**Problem:** Among the entries that follow, some lines contain the word "date". Show all of them.

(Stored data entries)
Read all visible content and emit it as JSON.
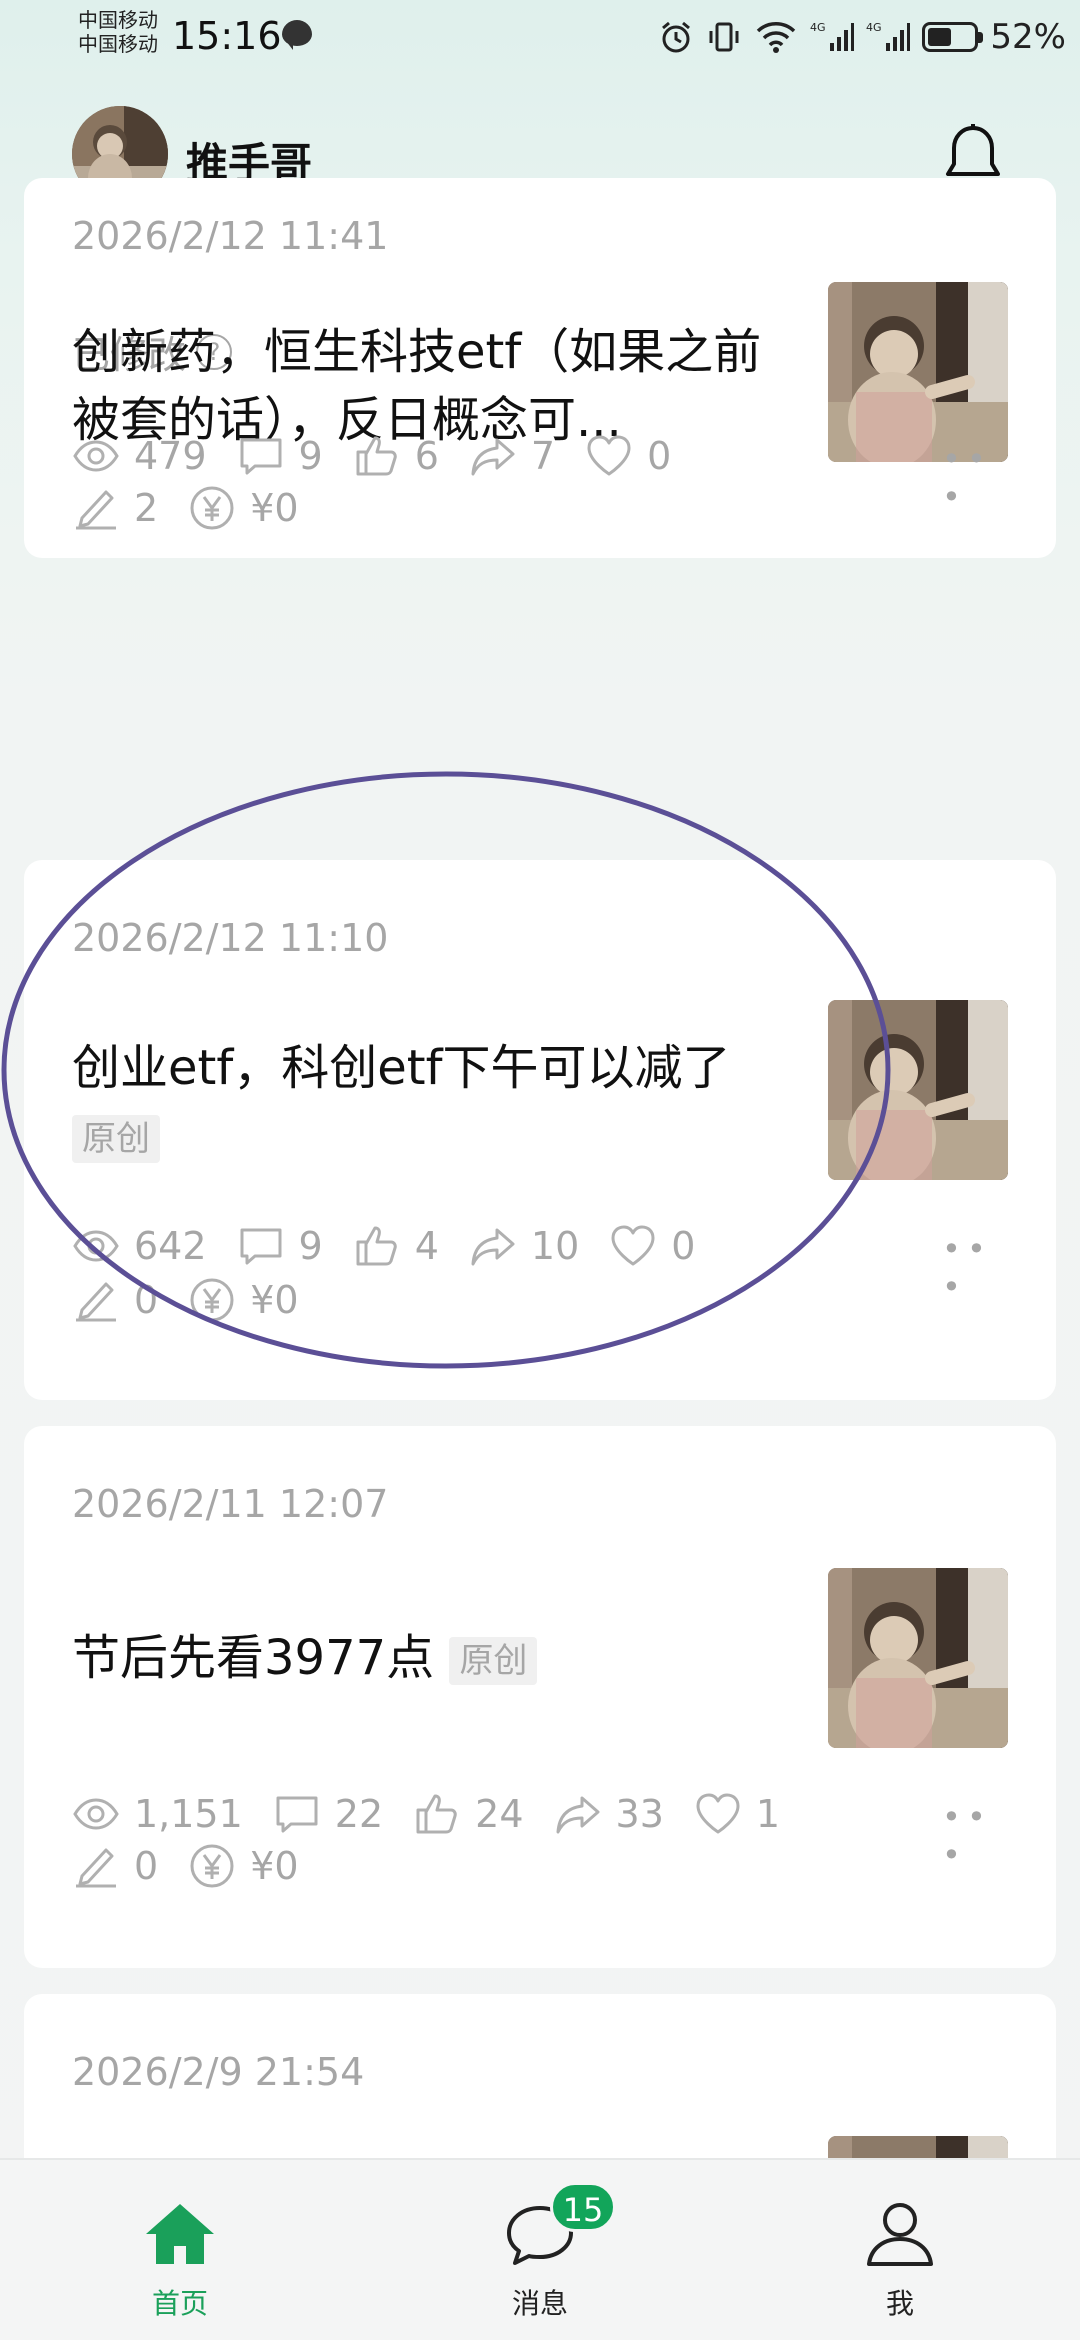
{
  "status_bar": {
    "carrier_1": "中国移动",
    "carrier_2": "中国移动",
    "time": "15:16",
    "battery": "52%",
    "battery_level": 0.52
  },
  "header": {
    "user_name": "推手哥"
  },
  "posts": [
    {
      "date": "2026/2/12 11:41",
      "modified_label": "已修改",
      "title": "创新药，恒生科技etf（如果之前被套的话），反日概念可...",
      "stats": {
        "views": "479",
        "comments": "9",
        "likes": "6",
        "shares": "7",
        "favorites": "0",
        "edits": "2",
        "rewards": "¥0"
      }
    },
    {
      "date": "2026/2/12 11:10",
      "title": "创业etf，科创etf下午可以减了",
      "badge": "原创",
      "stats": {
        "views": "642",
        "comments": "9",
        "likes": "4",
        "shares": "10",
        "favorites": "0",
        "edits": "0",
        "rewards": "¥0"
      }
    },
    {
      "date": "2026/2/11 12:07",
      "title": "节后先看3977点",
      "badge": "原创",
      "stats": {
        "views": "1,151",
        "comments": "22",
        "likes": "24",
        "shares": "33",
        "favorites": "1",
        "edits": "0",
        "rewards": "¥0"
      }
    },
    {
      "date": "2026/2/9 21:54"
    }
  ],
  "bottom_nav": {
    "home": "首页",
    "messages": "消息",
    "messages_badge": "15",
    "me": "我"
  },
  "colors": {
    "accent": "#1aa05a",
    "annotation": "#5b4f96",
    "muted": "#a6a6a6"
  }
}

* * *

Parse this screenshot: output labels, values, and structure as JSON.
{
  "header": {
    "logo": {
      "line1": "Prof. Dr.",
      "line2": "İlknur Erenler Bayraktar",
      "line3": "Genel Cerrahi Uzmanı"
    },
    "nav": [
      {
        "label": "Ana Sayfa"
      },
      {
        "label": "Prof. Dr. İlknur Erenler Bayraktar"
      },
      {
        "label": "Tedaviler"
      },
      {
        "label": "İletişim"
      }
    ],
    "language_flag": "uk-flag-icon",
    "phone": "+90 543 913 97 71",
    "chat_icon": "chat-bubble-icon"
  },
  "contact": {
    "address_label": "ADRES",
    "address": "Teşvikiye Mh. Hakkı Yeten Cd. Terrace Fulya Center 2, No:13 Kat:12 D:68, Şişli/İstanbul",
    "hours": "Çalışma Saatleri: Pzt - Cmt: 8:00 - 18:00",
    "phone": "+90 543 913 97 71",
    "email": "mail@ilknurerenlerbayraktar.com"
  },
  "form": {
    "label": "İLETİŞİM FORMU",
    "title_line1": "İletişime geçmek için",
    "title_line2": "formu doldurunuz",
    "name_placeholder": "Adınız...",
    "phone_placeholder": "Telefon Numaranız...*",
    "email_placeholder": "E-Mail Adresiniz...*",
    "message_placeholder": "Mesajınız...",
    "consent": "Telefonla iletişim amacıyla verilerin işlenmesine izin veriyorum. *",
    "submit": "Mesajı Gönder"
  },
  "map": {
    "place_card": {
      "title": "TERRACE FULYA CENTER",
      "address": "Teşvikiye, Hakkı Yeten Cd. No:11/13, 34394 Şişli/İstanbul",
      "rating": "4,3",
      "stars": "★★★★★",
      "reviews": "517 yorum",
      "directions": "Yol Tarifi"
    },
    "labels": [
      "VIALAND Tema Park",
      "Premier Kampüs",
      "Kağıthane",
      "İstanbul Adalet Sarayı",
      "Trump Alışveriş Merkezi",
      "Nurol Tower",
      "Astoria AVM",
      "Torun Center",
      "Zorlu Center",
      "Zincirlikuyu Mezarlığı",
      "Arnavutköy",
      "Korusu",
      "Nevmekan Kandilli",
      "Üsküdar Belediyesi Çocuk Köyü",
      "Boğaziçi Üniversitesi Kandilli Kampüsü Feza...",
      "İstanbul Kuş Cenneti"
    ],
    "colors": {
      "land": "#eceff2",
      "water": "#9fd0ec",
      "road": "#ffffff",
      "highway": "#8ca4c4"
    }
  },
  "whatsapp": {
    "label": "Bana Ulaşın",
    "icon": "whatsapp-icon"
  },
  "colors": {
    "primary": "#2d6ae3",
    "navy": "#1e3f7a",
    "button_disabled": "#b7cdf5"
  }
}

**Solution to this problem:**
      "date": "2026/2/12 11:41",
      "date": "2026/2/12 11:10",
      "date": "2026/2/11 12:07",
      "date": "2026/2/9 21:54"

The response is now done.